Where does the word "File" appear in the entries below? Copy each line that holds it.

§ DATA TO EXAMINE:
* * * *

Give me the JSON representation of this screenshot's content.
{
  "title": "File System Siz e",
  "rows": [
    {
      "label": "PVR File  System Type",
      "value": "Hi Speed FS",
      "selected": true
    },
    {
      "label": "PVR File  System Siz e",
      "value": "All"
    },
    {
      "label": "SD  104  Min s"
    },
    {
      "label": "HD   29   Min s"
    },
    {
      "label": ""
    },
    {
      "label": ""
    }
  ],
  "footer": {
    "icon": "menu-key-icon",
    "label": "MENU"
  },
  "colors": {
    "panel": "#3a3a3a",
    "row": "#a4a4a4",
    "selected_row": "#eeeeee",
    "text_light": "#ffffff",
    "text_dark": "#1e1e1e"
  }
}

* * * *

§ SOLUTION FOR THIS TASK:
  "title": "File System Siz e",
      "label": "PVR File  System Type",
      "label": "PVR File  System Siz e",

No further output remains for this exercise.